Saturday, August 26, 2006

Dulcimer Master David Schnaufer Remembered

My old friend Aashid Himons called this morning to let me know that local Nashville musician David Schnaufer had died on Wednesday, August 23rd after a brief battle with lung cancer. Schnaufer was only 53 years old. It was disturbing news in that both of us knew and respected David’s talents as well as his immense scholarship on the instrument that became his trademark, the mountain dulcimer. Aashid expressed regrets – he had planned on recording with David when he fell ill; by the time that Aashid had recovered from his illness, David had begun to succumb to his own. The two artists, like-minded in many ways and drawing, more often than not, from a common musical wellspring, never got together to collaborate on what would have been a great recording by two enormous talents.

I didn’t really know David Schnaufer well but I had met him a few times, thanks to John Lomax III and the Cactus Brothers. I first met David sometime in the late-80s, when John was working with him, producing Schnaufer’s first two recordings, the Dulcimer Deluxe (1988) and Dulcimer Player (1989) cassettes, for his SFL Records label. The two recordings showcased Schnaufer’s talents alongside such Nashville instrumental heavyweights as Chet Atkins, Mark O’Connor and Dave Pomeroy. Lomax later combined the two cassette releases on CD as Dulcimer Player Deluxe. I later had the opportunity to meet and talk with him a couple more times during his association with the Cactus Brothers.

When popular Nashville rockers Walk The West decided to take their country-leaning alter-ego the Cactus Brothers full-time, they asked Schnaufer and steel guitarist Sam Poland to join the band to bolster their already impressive instrumental abilities. The Cactus Brothers released their self-titled debut album on Jimmy Bowen’s Liberty Records imprint in 1993, touring heavily in support of the album, including Canada and Europe. Schnaufer’s contributions to the Cactus Brothers’ early sound are immeasurable, the album including a raucous rendition of the traditional "Fisher’s Hornpipe" that Schnaufer had earlier performed with the band on his Dulcimer Player album.

As I wrote in the band’s bio for the All Music Guide: "the Cactus Brothers were one of the earliest country bands to embrace video and cable television as a way to reach an audience. Videos for "Fisher's Hornpipe" and "Crazy Heart," from the band's debut album, would go on to win Bronze Awards in the Worldfest Competition in Houston in 1994. A video for the band's scorching cover of the country classic "Sixteen Tons" earned significant airtime on cable networks VH1 and CMT."

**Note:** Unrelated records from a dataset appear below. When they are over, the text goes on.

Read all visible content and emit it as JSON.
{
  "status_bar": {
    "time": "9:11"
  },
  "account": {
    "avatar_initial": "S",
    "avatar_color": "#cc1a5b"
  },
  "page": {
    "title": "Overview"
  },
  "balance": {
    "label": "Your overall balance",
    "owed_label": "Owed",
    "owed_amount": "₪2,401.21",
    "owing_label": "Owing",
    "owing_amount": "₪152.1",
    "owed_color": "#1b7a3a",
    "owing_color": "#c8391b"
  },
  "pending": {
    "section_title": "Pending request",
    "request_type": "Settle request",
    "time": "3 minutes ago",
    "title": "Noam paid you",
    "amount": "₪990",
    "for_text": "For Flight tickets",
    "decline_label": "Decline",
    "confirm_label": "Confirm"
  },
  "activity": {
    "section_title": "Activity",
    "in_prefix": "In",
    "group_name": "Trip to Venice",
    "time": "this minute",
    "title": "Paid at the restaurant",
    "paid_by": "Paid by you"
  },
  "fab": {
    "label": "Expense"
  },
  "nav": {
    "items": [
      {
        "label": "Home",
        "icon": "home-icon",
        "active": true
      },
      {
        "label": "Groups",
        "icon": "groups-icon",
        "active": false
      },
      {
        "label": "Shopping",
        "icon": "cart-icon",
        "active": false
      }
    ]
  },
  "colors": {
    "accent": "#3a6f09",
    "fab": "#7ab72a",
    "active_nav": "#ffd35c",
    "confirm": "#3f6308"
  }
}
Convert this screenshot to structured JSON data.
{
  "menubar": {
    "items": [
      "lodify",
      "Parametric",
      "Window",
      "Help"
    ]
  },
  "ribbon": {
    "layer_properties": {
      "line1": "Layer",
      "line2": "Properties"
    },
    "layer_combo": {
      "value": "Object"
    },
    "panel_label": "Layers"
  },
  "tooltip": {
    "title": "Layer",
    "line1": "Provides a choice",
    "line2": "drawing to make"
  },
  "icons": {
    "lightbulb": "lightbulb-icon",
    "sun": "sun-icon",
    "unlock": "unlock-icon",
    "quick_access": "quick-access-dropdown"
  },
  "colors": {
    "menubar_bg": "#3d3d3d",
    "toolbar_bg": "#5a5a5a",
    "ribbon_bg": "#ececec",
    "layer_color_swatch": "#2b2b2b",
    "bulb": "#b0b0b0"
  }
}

Schnaufer and Poland left the Cactus Brothers by the time of the band’s 1995 sophomore release, Schnaufer picking up his career as a one-of-a-kind session player. After all, then as now, there just aren’t that many dulcimer players, especially those that specialize in the Appalachian style that David had mastered. Through the years, he played alongside such diverse talents and Johnny Cash and June Carter, Emmylou Harris, Mark Knopfler, Linda Ronstadt and Cyndi Lauper. It is a testimony to his skills that he was one of only four musicians invited to perform at the Cash’s 25th wedding anniversary party (along with Charley Pride, Norman Blake and Bill Monroe).

Up until his illness, Schnaufer continued to study his instrument and discover new ways to play, winning several competitions at various folk and mountain music festivals. He also created an instructional video, collaborated with luthier Moses Scrivner in designing a concert dulcimer, and wrote scholarly articles on the history of his chosen instrument. In 1995, David became Vanderbilt University’s first Adjunct Associate Professor of Dulcimer, teaching students at Vanderbilt’s Blair School of Music.

David Schnaufer’s talent was such that he could pick out a bluegrass classic like "Blue Moon Of Kentucky" and collaborate on the composition of a classical concerto like "Blackberry Winter." Schnaufer was a unique talent, an artist of some considerable vision that had one foot planted firmly in the past and the other striding towards the future. Through his music, David helped increase the popularity of the humble dulcimer; through his work with his students, he taught the simple joys of making music. Schnaufer is the perfect example of one of the many underrated and overlooked musical talents that Nashville can boast of, an artist who never became a star but made the city’s artistic community a better place by being part of it.

Here is an excellent article on David Schnaufer's life and career [click] by the son of his former manager, John Nova Lomax, and here is a fine overview of Schnaufer's importance to the mountain music community [click].

Some of David's friends and students, like Jan Pulsford, have set up a memorial page for the artist [click] on Myspace and, finally, for those of you who would like to hear some of David's music, here are some MP3 files for your enjoyment:

(click the links to hear, right click and 'save as' to download)

The Cactus Brothers "Fisher's Hornpipe"

David Schnaufer "Here Comes The Sun"

David Schnaufer "Greensleeves"

David Schnaufer "Rock Th' Shay"